A decade later, the $800 million ghost refuses to rest in peace. It is fair to say that the UAE-based Etisalat has given its Pakistani interlocutors a run for their money. The Emirati telco still owes the Pakistani government $800 million from its 26 percent management-stake-buyout in PTCL back in 2005-06. Since then, two different governments have tried to get the remaining money back, but in vain.
Pakistan's National Action Plan (NAP) has been making headlines at home lately, as blame is being passed back and forth between the military and the civilian leadership over its non-implementation. But whose responsibility is the 20-point NAP, and who is to blame for its inaction? These are important questions, to which factual answers are unlikely.

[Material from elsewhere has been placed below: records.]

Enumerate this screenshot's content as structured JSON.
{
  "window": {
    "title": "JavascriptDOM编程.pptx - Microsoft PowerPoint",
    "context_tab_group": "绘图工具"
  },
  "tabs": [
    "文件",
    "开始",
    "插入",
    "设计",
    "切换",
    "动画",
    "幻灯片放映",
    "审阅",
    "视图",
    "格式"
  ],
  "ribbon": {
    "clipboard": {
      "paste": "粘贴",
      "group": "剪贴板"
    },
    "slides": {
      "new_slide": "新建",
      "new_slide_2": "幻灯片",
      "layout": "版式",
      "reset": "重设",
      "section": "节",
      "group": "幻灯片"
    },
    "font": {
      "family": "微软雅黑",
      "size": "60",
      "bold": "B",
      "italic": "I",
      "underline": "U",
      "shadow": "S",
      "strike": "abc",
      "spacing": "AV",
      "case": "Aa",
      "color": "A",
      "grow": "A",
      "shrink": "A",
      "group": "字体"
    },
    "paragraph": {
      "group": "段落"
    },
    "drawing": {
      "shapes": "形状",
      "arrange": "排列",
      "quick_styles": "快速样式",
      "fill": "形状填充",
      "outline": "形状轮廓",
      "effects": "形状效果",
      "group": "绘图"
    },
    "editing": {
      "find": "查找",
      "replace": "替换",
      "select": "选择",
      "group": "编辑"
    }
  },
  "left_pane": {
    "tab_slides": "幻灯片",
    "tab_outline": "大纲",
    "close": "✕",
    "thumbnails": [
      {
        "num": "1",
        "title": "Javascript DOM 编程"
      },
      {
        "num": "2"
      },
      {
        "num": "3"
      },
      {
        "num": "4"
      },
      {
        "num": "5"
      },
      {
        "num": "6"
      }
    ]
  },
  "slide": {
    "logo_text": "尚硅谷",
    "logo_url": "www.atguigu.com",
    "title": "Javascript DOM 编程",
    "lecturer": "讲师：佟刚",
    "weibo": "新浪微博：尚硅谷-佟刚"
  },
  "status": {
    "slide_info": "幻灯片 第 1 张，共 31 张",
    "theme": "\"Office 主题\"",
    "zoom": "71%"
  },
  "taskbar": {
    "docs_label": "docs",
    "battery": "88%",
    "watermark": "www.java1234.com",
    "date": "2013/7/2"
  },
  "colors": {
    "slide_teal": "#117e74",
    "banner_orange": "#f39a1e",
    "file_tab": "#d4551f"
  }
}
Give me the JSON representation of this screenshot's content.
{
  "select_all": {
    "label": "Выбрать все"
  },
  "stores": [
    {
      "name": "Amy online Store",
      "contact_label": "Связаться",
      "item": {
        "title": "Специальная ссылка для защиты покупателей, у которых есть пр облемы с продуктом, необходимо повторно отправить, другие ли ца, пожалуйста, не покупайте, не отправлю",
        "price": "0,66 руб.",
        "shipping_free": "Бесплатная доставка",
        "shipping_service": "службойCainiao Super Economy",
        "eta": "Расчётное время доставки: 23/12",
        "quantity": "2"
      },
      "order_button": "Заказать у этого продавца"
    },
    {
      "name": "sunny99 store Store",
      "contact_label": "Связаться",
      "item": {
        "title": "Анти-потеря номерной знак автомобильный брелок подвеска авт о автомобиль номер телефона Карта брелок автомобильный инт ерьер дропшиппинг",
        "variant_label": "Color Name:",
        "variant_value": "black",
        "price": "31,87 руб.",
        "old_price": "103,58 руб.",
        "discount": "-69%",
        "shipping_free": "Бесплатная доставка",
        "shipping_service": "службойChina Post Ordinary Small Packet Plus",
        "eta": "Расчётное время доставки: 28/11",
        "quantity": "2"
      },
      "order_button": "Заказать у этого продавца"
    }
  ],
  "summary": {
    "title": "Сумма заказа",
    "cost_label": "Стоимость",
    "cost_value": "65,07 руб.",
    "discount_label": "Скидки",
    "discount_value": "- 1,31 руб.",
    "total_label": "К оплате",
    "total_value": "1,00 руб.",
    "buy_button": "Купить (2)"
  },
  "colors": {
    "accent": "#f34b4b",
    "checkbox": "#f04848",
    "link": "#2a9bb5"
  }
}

It is no secret that Pakistan has a dilapidated and obsolete transmission network that is in dire need of a revamp. This column has always stressed that it is not power generation that is the main problem but rather the recovery of dues as well as the state of the transmission and distribution system.
Tri-Pack Films Limited (Tri-Pack) the leading manufacturer of BOPP and CPP films in the country saw its revenue staying under pressure during the six-month period of 2016. It seems that once again the company was unable to fully utilize the growth in the FMCG sector. Consumer goods companies are the biggest purchasers of Tri-Pack's offerings. However, despite an unimpressive top line, the firm was able to register an impressive 70 percent year-on-year growth in its bottom line for the period ended June 2016, and that has kept the firm in a good shape.